* **Supplied records**
• • •

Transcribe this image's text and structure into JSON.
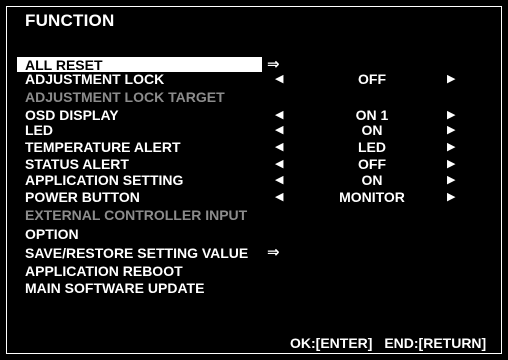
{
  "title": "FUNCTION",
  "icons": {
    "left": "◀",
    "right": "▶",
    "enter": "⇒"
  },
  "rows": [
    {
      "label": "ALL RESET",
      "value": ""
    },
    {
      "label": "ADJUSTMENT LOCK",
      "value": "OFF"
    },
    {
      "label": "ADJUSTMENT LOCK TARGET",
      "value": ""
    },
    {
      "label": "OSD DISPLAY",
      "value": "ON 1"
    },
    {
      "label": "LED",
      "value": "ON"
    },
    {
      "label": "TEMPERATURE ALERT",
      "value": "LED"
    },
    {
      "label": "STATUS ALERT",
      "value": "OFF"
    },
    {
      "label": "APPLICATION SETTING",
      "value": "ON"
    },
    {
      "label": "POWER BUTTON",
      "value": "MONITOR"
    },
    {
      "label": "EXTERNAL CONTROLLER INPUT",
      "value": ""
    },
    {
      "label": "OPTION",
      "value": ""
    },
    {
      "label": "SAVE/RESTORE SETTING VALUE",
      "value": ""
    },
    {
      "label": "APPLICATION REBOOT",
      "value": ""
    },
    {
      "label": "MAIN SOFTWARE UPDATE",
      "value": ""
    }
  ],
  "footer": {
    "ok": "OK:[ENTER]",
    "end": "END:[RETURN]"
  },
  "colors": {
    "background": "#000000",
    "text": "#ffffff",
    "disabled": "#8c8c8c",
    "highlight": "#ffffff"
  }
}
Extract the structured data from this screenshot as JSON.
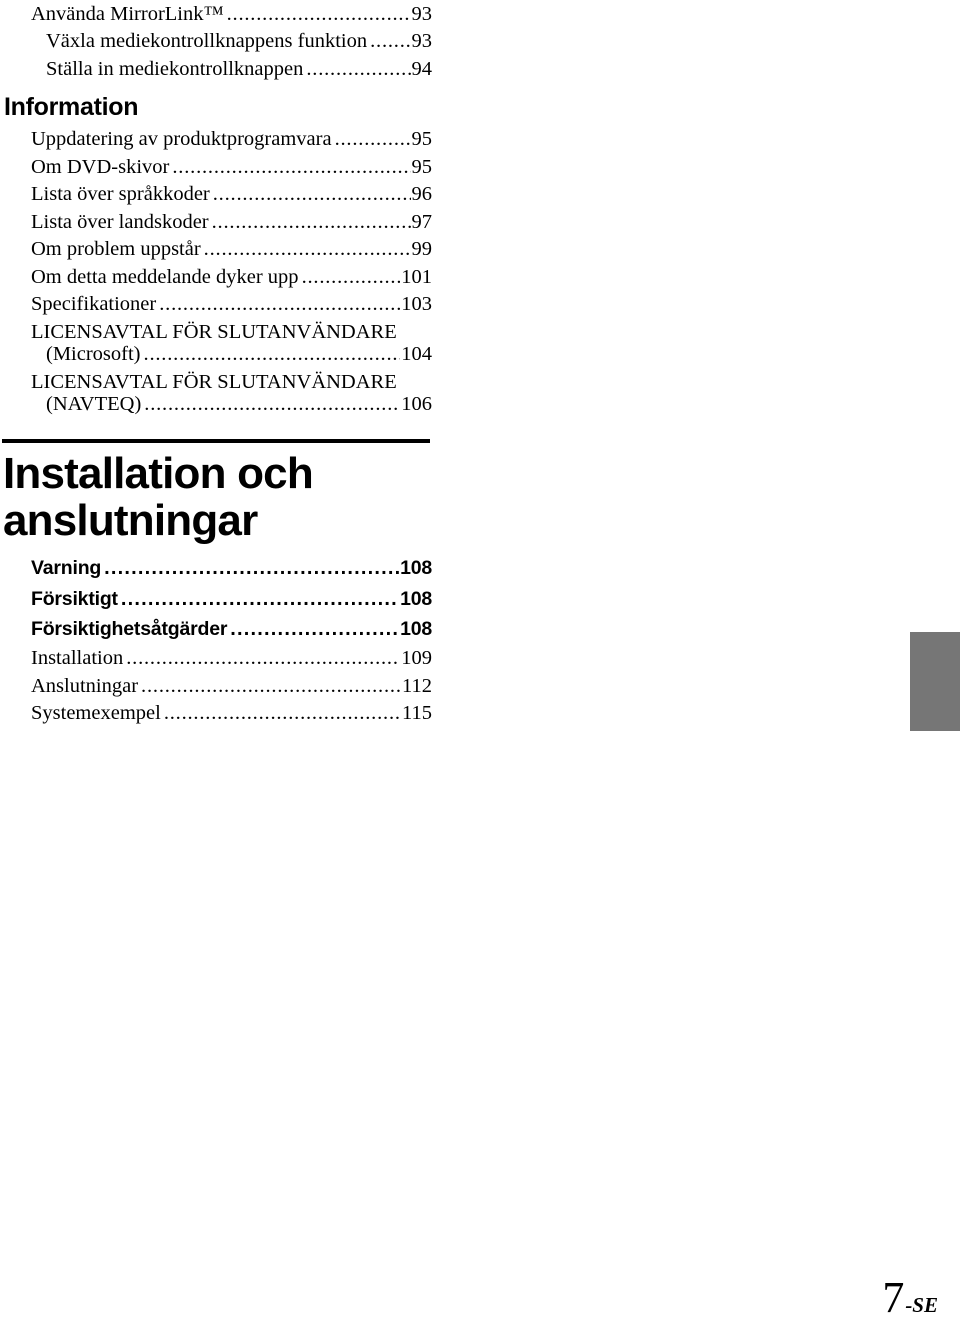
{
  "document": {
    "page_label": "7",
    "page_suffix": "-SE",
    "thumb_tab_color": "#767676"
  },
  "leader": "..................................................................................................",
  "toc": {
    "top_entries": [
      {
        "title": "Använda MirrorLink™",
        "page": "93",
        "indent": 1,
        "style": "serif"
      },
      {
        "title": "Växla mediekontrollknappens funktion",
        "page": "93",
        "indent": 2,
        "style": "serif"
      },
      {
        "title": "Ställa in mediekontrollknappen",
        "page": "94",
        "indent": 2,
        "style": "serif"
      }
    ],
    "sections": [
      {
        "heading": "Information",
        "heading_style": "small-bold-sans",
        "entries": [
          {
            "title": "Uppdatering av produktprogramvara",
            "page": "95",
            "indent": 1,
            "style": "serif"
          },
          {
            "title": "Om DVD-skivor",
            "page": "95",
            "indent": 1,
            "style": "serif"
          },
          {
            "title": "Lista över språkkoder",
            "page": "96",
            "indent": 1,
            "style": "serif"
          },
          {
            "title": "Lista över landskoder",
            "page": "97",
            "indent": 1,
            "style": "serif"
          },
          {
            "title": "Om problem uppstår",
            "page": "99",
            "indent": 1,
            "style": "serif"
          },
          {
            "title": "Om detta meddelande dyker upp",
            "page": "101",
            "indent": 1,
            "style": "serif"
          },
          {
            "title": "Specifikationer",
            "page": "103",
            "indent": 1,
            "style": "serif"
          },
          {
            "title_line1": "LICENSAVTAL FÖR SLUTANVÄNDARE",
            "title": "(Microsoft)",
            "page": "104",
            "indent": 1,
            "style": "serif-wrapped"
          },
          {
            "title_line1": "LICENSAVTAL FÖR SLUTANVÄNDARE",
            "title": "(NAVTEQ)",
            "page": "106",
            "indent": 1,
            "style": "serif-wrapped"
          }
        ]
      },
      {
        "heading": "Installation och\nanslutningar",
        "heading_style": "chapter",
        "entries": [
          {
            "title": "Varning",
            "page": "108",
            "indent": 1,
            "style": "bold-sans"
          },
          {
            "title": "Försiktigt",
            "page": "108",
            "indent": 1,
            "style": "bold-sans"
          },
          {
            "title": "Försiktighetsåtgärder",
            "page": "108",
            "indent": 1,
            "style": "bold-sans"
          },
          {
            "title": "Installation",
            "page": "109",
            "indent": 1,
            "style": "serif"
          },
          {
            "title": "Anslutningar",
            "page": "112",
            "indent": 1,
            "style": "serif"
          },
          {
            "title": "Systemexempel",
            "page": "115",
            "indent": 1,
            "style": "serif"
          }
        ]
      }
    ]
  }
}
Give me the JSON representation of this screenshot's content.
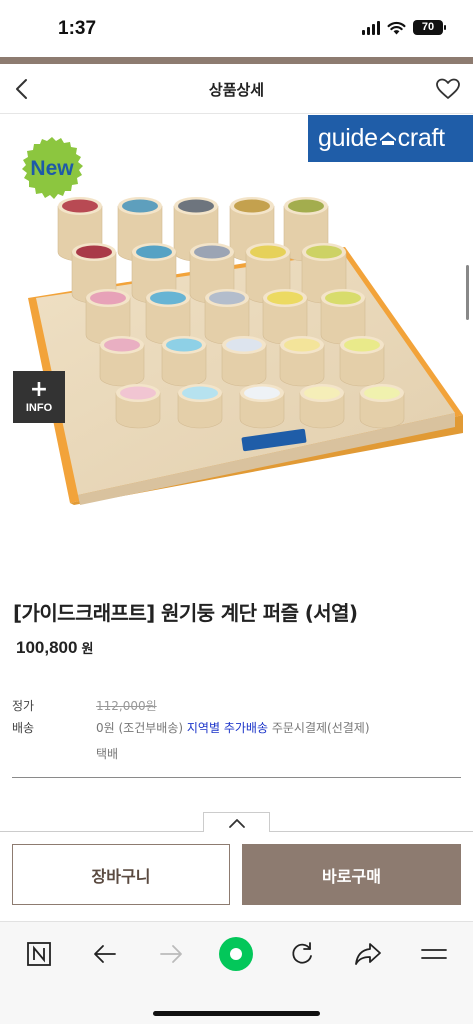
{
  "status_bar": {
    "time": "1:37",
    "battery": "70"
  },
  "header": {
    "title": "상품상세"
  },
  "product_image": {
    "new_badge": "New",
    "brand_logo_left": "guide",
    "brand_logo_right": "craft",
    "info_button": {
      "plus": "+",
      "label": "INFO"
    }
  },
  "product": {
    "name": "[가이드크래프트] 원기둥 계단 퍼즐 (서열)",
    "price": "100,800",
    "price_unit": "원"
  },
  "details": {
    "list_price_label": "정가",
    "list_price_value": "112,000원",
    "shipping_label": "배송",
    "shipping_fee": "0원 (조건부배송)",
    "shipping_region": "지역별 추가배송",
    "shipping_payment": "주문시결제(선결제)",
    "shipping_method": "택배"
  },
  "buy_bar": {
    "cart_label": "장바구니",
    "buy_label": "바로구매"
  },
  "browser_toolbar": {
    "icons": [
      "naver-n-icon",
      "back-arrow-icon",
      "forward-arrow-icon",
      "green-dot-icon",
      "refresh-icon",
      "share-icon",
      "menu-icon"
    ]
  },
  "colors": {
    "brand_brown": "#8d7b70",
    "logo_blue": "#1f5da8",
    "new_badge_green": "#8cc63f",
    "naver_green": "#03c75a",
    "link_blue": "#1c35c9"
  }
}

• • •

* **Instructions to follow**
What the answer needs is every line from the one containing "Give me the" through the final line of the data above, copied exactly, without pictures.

* **Task answer**
Give me the JSON representation of this screenshot's content.
{
  "status_bar": {
    "time": "1:37",
    "battery": "70"
  },
  "header": {
    "title": "상품상세"
  },
  "product_image": {
    "new_badge": "New",
    "brand_logo_left": "guide",
    "brand_logo_right": "craft",
    "info_button": {
      "plus": "+",
      "label": "INFO"
    }
  },
  "product": {
    "name": "[가이드크래프트] 원기둥 계단 퍼즐 (서열)",
    "price": "100,800",
    "price_unit": "원"
  },
  "details": {
    "list_price_label": "정가",
    "list_price_value": "112,000원",
    "shipping_label": "배송",
    "shipping_fee": "0원 (조건부배송)",
    "shipping_region": "지역별 추가배송",
    "shipping_payment": "주문시결제(선결제)",
    "shipping_method": "택배"
  },
  "buy_bar": {
    "cart_label": "장바구니",
    "buy_label": "바로구매"
  },
  "browser_toolbar": {
    "icons": [
      "naver-n-icon",
      "back-arrow-icon",
      "forward-arrow-icon",
      "green-dot-icon",
      "refresh-icon",
      "share-icon",
      "menu-icon"
    ]
  },
  "colors": {
    "brand_brown": "#8d7b70",
    "logo_blue": "#1f5da8",
    "new_badge_green": "#8cc63f",
    "naver_green": "#03c75a",
    "link_blue": "#1c35c9"
  }
}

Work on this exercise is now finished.